• **Dataset excerpts**
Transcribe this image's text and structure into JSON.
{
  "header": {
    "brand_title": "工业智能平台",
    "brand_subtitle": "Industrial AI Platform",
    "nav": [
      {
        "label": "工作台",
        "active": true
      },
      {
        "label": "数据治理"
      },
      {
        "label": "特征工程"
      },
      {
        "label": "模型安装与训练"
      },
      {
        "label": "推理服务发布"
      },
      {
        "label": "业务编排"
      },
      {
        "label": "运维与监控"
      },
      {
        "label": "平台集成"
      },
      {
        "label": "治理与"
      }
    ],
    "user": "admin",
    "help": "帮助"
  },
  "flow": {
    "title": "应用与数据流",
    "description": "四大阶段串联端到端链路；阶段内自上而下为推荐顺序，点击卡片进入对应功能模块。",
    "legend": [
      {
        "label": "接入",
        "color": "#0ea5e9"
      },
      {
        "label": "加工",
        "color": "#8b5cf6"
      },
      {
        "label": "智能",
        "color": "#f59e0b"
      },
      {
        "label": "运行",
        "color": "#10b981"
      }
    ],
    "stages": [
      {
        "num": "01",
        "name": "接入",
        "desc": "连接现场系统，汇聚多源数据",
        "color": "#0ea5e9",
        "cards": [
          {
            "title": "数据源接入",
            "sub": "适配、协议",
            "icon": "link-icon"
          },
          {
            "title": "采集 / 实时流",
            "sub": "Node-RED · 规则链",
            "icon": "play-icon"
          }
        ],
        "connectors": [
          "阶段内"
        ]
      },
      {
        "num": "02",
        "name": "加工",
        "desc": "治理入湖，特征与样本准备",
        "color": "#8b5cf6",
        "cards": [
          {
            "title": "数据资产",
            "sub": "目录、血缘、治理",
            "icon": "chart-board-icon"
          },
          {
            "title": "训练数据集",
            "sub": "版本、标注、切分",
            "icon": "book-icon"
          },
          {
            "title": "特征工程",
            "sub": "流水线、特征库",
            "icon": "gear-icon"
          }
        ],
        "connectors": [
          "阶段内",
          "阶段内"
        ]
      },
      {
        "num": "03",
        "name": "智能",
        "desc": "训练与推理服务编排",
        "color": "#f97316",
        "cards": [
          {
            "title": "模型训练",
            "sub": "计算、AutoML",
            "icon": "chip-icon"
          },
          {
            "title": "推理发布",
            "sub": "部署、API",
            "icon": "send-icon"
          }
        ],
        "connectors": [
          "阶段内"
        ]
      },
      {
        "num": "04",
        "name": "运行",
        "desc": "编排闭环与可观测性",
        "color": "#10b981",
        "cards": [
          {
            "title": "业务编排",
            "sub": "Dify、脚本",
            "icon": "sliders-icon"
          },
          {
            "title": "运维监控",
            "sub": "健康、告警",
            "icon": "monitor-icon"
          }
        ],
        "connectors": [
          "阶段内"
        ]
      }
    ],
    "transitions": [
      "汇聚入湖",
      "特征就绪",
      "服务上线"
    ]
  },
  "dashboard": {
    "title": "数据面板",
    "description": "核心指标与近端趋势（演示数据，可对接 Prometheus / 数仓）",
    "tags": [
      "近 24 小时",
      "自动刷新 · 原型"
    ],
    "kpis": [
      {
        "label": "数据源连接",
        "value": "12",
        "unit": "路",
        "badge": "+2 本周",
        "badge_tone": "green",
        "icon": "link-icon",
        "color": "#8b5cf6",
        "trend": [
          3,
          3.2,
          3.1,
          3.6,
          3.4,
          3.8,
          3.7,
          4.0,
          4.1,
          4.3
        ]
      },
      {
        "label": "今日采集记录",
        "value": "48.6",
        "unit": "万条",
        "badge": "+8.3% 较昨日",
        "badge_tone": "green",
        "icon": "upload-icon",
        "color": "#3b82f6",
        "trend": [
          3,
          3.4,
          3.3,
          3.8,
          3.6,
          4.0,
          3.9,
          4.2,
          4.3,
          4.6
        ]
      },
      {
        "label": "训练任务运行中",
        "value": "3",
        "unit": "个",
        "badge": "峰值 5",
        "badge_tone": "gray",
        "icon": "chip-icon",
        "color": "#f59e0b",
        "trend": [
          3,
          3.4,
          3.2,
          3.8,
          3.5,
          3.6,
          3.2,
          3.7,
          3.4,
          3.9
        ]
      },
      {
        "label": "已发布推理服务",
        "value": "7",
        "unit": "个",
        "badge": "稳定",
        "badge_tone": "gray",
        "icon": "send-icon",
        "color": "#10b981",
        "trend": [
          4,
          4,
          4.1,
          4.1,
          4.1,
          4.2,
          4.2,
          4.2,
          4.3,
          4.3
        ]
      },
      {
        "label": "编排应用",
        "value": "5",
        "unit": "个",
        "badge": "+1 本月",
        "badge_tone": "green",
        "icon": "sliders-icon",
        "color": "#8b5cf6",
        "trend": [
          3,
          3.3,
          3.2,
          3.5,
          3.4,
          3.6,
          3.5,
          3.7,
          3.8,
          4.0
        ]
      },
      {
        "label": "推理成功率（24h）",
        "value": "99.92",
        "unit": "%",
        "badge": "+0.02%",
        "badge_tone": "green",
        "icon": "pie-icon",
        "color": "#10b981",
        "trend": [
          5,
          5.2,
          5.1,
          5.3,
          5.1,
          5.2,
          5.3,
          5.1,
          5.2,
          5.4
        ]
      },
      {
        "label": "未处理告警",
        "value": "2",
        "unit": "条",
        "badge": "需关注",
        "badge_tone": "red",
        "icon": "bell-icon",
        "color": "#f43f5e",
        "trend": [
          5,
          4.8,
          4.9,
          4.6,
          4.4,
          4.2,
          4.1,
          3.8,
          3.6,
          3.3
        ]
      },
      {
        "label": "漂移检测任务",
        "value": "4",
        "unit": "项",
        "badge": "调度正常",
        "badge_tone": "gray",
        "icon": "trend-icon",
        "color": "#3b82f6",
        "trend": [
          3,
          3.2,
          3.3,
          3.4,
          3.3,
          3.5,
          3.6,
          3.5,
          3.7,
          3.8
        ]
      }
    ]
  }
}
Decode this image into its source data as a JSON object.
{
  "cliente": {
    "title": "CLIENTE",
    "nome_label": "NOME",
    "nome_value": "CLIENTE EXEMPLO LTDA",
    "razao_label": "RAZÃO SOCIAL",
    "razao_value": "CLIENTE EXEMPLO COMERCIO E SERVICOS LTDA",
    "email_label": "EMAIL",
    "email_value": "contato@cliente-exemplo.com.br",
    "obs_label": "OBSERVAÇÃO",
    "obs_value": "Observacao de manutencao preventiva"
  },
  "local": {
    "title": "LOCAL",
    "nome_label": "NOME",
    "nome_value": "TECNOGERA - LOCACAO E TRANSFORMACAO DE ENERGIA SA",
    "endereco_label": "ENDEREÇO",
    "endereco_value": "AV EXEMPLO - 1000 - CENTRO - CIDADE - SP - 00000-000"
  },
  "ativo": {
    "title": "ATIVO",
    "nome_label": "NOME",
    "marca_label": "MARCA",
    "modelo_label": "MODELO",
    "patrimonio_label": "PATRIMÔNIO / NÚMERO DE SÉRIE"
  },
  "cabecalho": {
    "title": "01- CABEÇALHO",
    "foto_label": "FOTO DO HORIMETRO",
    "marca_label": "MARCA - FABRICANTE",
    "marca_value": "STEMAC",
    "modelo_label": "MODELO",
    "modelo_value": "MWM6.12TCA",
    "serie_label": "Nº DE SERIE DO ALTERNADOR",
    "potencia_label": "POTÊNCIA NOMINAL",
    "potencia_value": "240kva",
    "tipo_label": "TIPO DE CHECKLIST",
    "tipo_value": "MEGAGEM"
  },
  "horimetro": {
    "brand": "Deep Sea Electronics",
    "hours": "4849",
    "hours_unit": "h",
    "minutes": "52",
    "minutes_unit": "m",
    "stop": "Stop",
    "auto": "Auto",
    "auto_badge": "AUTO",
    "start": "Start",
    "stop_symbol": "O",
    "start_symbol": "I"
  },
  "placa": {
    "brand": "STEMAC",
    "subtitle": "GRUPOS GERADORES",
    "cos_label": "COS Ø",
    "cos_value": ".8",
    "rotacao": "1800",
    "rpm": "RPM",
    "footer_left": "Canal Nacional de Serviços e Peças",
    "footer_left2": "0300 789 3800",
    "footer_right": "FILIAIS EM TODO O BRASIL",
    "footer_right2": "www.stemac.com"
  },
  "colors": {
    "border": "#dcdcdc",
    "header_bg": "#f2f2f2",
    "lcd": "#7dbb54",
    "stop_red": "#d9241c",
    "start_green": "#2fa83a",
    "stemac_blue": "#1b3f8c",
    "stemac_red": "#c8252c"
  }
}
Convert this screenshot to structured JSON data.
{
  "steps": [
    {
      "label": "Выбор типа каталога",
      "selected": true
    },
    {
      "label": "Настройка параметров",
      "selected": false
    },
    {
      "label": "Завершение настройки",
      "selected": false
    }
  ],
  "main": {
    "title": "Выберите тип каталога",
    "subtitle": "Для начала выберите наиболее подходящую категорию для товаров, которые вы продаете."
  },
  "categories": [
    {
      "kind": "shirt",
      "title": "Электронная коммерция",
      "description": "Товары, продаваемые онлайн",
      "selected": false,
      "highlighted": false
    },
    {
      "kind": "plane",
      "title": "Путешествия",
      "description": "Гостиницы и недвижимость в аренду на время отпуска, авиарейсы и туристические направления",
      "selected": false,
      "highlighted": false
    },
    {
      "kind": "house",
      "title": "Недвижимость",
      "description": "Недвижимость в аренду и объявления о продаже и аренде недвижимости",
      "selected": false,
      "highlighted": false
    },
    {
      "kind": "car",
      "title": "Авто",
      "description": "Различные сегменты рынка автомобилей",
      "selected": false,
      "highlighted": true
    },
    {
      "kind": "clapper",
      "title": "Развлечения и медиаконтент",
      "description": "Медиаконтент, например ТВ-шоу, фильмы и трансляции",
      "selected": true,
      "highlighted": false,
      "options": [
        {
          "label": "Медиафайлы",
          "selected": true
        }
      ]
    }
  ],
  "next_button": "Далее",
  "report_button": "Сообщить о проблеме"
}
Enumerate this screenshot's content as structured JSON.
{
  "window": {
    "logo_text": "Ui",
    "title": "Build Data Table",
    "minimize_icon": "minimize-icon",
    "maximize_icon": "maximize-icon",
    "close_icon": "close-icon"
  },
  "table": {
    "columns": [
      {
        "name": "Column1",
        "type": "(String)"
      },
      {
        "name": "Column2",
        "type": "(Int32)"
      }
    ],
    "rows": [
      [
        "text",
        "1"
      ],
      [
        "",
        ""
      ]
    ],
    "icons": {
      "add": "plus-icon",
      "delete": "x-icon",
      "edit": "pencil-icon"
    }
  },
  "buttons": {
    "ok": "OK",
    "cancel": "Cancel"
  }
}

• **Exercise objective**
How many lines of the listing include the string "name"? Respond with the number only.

• **Solution to this task**
6